At the geographical and cultural crossroad between West and East, North and South, Arab and Western Culture in the centre of the Mediterranean, Malta - and its smaller sister island Gozo - is ideally situated to act as a commercial hub and stepping base for regional and continental expansion.
Malta is located about 96 km south of Italy and 290 km north of Libya. The capital city is Valletta where our Head Office is located.
Malta, and its two sister islands, boast of pre historical monuments - predating the Egyptian pyramids - and other unique neolithic sites; its architecture dates from Roman to Norman times and from magnificent Baroque edifices to modern structures.
Malta's history is laced with the glorious story of the Order of the Knights Hospitallers of St John. Based on its past European culture, Malta is now formally part of the EU (2004). With a strong sound economy (the currency is Euro " € ") and relatively high social standard of living, Malta enjoys a Mediterranean climate with clear blue seas, sun and beaches - sandy and otherwise - and an interesting typical countryside and reputably healthy cuisine. Malta has an area of 246 square kilometers, a population of around 400,000 and 1,200,000 tourists annually. The Maltese are friendly and hospitable. Maltese, English and Italian are spoken fluentlyVehicles drive on the left hand side of the road: public picturesque transport is available. The Maltese real estate, with property enjoying beautiful sea and locally typical scenic views and surroundings, has proven to be an extremely sound and profitable business. Real estate prices have always steadily increased. It is expected that such an investment will retain and increase its value due to the islands limited space.
Posted in: About Malta
Last Updated on 20 June 2011
Photo: Mario Galea/MTA
Gozo has been named one of the best 10 destinations among 50 chosen by a jury that evaluated 500 coastal regions in nine southern European countries.
This was announced during the Quality Coast 2011 – Southern European Top 50 awards ceremony in Kouklia, Cyprus.

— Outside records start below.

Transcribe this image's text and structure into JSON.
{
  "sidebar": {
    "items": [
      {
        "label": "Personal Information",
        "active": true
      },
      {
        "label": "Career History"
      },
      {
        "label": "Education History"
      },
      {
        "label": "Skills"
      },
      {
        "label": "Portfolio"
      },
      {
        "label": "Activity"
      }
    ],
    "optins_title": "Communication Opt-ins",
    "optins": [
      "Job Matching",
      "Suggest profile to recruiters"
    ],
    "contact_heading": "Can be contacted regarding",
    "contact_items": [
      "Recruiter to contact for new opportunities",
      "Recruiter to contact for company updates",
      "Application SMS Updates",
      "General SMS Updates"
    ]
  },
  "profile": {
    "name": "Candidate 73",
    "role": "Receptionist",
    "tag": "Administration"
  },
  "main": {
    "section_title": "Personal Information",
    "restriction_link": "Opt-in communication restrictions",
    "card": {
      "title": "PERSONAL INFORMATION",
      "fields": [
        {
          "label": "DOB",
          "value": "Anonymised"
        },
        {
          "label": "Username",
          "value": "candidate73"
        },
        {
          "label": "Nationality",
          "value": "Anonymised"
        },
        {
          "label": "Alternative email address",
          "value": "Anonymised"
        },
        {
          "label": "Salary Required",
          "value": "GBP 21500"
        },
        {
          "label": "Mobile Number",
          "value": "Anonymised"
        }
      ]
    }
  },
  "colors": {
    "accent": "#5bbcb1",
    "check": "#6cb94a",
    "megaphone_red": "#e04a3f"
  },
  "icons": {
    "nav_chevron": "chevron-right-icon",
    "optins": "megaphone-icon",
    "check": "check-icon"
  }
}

Gozo Minister Giovanna Debono was presented with a certificate, which, she said, would serve as a means to advertise Gozo as a tourist destination.
Posted in: About Malta